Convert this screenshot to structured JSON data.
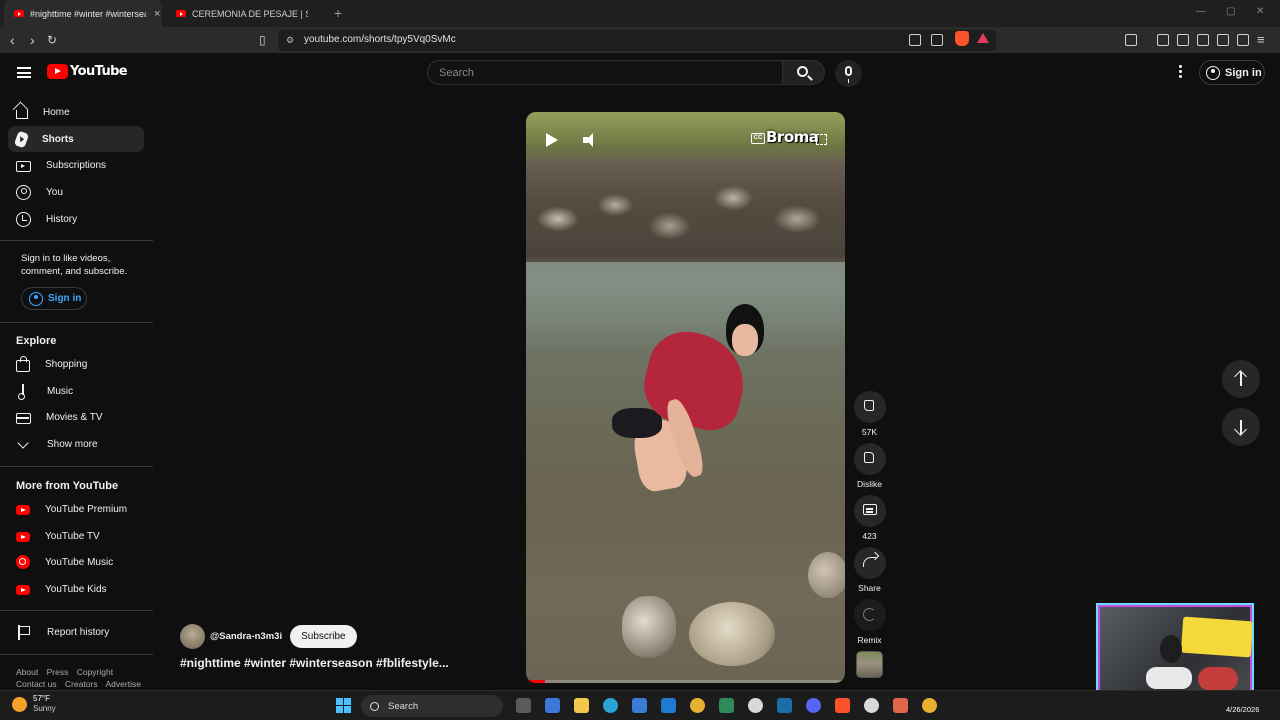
{
  "browser": {
    "tabs": [
      {
        "title": "#nighttime #winter #winterseason",
        "active": true
      },
      {
        "title": "CEREMONIA DE PESAJE | SUPERNOV",
        "active": false
      }
    ],
    "new_tab": "+",
    "url": "youtube.com/shorts/tpy5Vq0SvMc"
  },
  "header": {
    "logo_text": "YouTube",
    "search_placeholder": "Search",
    "sign_in": "Sign in"
  },
  "sidebar": {
    "main": [
      {
        "label": "Home",
        "icon": "home-icon"
      },
      {
        "label": "Shorts",
        "icon": "shorts-icon",
        "active": true
      },
      {
        "label": "Subscriptions",
        "icon": "subscriptions-icon"
      },
      {
        "label": "You",
        "icon": "you-icon"
      },
      {
        "label": "History",
        "icon": "history-icon"
      }
    ],
    "signin_prompt": "Sign in to like videos, comment, and subscribe.",
    "signin_button": "Sign in",
    "explore_heading": "Explore",
    "explore": [
      {
        "label": "Shopping",
        "icon": "shopping-bag-icon"
      },
      {
        "label": "Music",
        "icon": "music-note-icon"
      },
      {
        "label": "Movies & TV",
        "icon": "film-icon"
      },
      {
        "label": "Show more",
        "icon": "chevron-down-icon"
      }
    ],
    "more_heading": "More from YouTube",
    "more": [
      {
        "label": "YouTube Premium",
        "icon": "youtube-premium-icon"
      },
      {
        "label": "YouTube TV",
        "icon": "youtube-tv-icon"
      },
      {
        "label": "YouTube Music",
        "icon": "youtube-music-icon"
      },
      {
        "label": "YouTube Kids",
        "icon": "youtube-kids-icon"
      }
    ],
    "report_history": "Report history",
    "footer_row1": [
      "About",
      "Press",
      "Copyright"
    ],
    "footer_row2": [
      "Contact us",
      "Creators",
      "Advertise"
    ]
  },
  "player": {
    "watermark": "Broma",
    "cc_label": "CC",
    "progress": 0.06
  },
  "actions": {
    "like_count": "57K",
    "dislike_label": "Dislike",
    "comment_count": "423",
    "share_label": "Share",
    "remix_label": "Remix"
  },
  "short": {
    "channel": "@Sandra-n3m3i",
    "subscribe": "Subscribe",
    "title": "#nighttime #winter #winterseason #fblifestyle..."
  },
  "taskbar": {
    "temperature": "57°F",
    "condition": "Sunny",
    "search": "Search",
    "date": "4/26/2026"
  },
  "colors": {
    "background": "#0f0f0f",
    "brand_red": "#ff0000",
    "link_blue": "#3ea6ff"
  }
}
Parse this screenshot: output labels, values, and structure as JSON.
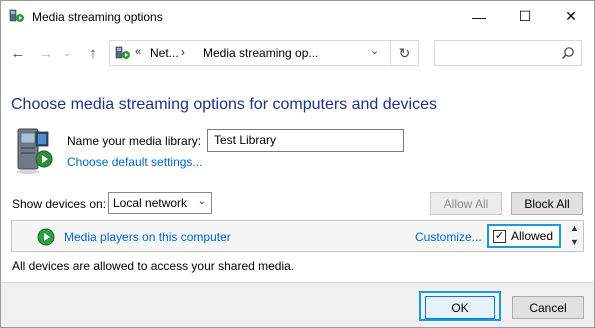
{
  "window": {
    "title": "Media streaming options",
    "icon": "media-streaming-icon",
    "minimize": "—",
    "maximize": "☐",
    "close": "✕"
  },
  "nav": {
    "back": "←",
    "forward": "→",
    "recent": "⌄",
    "up": "↑",
    "address": {
      "chevron": "«",
      "crumb1": "Net...",
      "separator": "›",
      "crumb2": "Media streaming op...",
      "dropdown": "⌄"
    },
    "refresh": "↻",
    "search_placeholder": ""
  },
  "main": {
    "heading": "Choose media streaming options for computers and devices",
    "library_name_label": "Name your media library:",
    "library_name_value": "Test Library",
    "choose_default_link": "Choose default settings...",
    "show_devices_label": "Show devices on:",
    "show_devices_value": "Local network",
    "allow_all_label": "Allow All",
    "block_all_label": "Block All",
    "device": {
      "name": "Media players on this computer",
      "customize_link": "Customize...",
      "allowed_label": "Allowed",
      "allowed_checked": "✓"
    },
    "status": "All devices are allowed to access your shared media."
  },
  "footer": {
    "ok_label": "OK",
    "cancel_label": "Cancel"
  },
  "colors": {
    "heading": "#1e3287",
    "link": "#0066cc",
    "highlight": "#1a9ad6"
  }
}
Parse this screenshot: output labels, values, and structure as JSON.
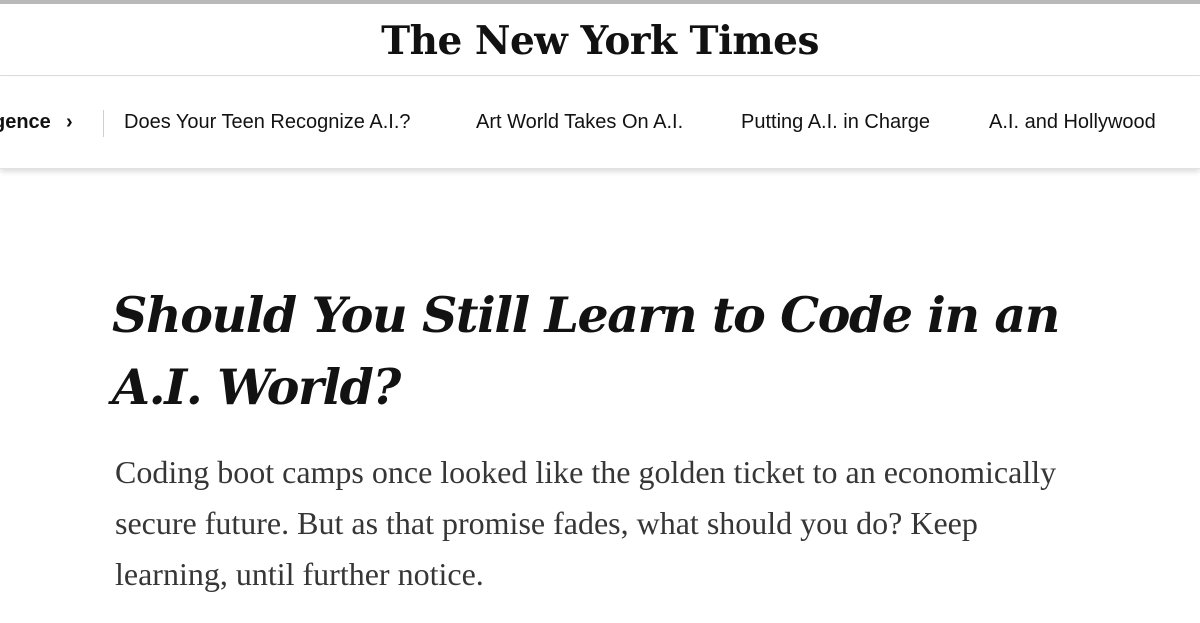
{
  "masthead": {
    "logo_text": "The New York Times"
  },
  "subnav": {
    "section_label": "gence",
    "section_chevron": "›",
    "links": [
      "Does Your Teen Recognize A.I.?",
      "Art World Takes On A.I.",
      "Putting A.I. in Charge",
      "A.I. and Hollywood"
    ]
  },
  "article": {
    "headline": "Should You Still Learn to Code in an A.I. World?",
    "summary": "Coding boot camps once looked like the golden ticket to an economically secure future. But as that promise fades, what should you do? Keep learning, until further notice."
  }
}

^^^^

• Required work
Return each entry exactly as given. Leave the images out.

• Problem solution
Convert this screenshot to structured JSON data.
{
  "browser": {
    "tabs": [
      {
        "title": "#nighttime #winter #winterseason",
        "active": true
      },
      {
        "title": "CEREMONIA DE PESAJE | SUPERNOV",
        "active": false
      }
    ],
    "new_tab": "+",
    "url": "youtube.com/shorts/tpy5Vq0SvMc"
  },
  "header": {
    "logo_text": "YouTube",
    "search_placeholder": "Search",
    "sign_in": "Sign in"
  },
  "sidebar": {
    "main": [
      {
        "label": "Home",
        "icon": "home-icon"
      },
      {
        "label": "Shorts",
        "icon": "shorts-icon",
        "active": true
      },
      {
        "label": "Subscriptions",
        "icon": "subscriptions-icon"
      },
      {
        "label": "You",
        "icon": "you-icon"
      },
      {
        "label": "History",
        "icon": "history-icon"
      }
    ],
    "signin_prompt": "Sign in to like videos, comment, and subscribe.",
    "signin_button": "Sign in",
    "explore_heading": "Explore",
    "explore": [
      {
        "label": "Shopping",
        "icon": "shopping-bag-icon"
      },
      {
        "label": "Music",
        "icon": "music-note-icon"
      },
      {
        "label": "Movies & TV",
        "icon": "film-icon"
      },
      {
        "label": "Show more",
        "icon": "chevron-down-icon"
      }
    ],
    "more_heading": "More from YouTube",
    "more": [
      {
        "label": "YouTube Premium",
        "icon": "youtube-premium-icon"
      },
      {
        "label": "YouTube TV",
        "icon": "youtube-tv-icon"
      },
      {
        "label": "YouTube Music",
        "icon": "youtube-music-icon"
      },
      {
        "label": "YouTube Kids",
        "icon": "youtube-kids-icon"
      }
    ],
    "report_history": "Report history",
    "footer_row1": [
      "About",
      "Press",
      "Copyright"
    ],
    "footer_row2": [
      "Contact us",
      "Creators",
      "Advertise"
    ]
  },
  "player": {
    "watermark": "Broma",
    "cc_label": "CC",
    "progress": 0.06
  },
  "actions": {
    "like_count": "57K",
    "dislike_label": "Dislike",
    "comment_count": "423",
    "share_label": "Share",
    "remix_label": "Remix"
  },
  "short": {
    "channel": "@Sandra-n3m3i",
    "subscribe": "Subscribe",
    "title": "#nighttime #winter #winterseason #fblifestyle..."
  },
  "taskbar": {
    "temperature": "57°F",
    "condition": "Sunny",
    "search": "Search",
    "date": "4/26/2026"
  },
  "colors": {
    "background": "#0f0f0f",
    "brand_red": "#ff0000",
    "link_blue": "#3ea6ff"
  }
}
Parse this screenshot: output labels, values, and structure as JSON.
{
  "window": {
    "title": "Media streaming options",
    "icon": "media-streaming-icon",
    "minimize": "—",
    "maximize": "☐",
    "close": "✕"
  },
  "nav": {
    "back": "←",
    "forward": "→",
    "recent": "⌄",
    "up": "↑",
    "address": {
      "chevron": "«",
      "crumb1": "Net...",
      "separator": "›",
      "crumb2": "Media streaming op...",
      "dropdown": "⌄"
    },
    "refresh": "↻",
    "search_placeholder": ""
  },
  "main": {
    "heading": "Choose media streaming options for computers and devices",
    "library_name_label": "Name your media library:",
    "library_name_value": "Test Library",
    "choose_default_link": "Choose default settings...",
    "show_devices_label": "Show devices on:",
    "show_devices_value": "Local network",
    "allow_all_label": "Allow All",
    "block_all_label": "Block All",
    "device": {
      "name": "Media players on this computer",
      "customize_link": "Customize...",
      "allowed_label": "Allowed",
      "allowed_checked": "✓"
    },
    "status": "All devices are allowed to access your shared media."
  },
  "footer": {
    "ok_label": "OK",
    "cancel_label": "Cancel"
  },
  "colors": {
    "heading": "#1e3287",
    "link": "#0066cc",
    "highlight": "#1a9ad6"
  }
}
Parse this screenshot: output labels, values, and structure as JSON.
{
  "masthead": {
    "logo_text": "The New York Times"
  },
  "subnav": {
    "section_label": "gence",
    "section_chevron": "›",
    "links": [
      "Does Your Teen Recognize A.I.?",
      "Art World Takes On A.I.",
      "Putting A.I. in Charge",
      "A.I. and Hollywood"
    ]
  },
  "article": {
    "headline": "Should You Still Learn to Code in an A.I. World?",
    "summary": "Coding boot camps once looked like the golden ticket to an economically secure future. But as that promise fades, what should you do? Keep learning, until further notice."
  }
}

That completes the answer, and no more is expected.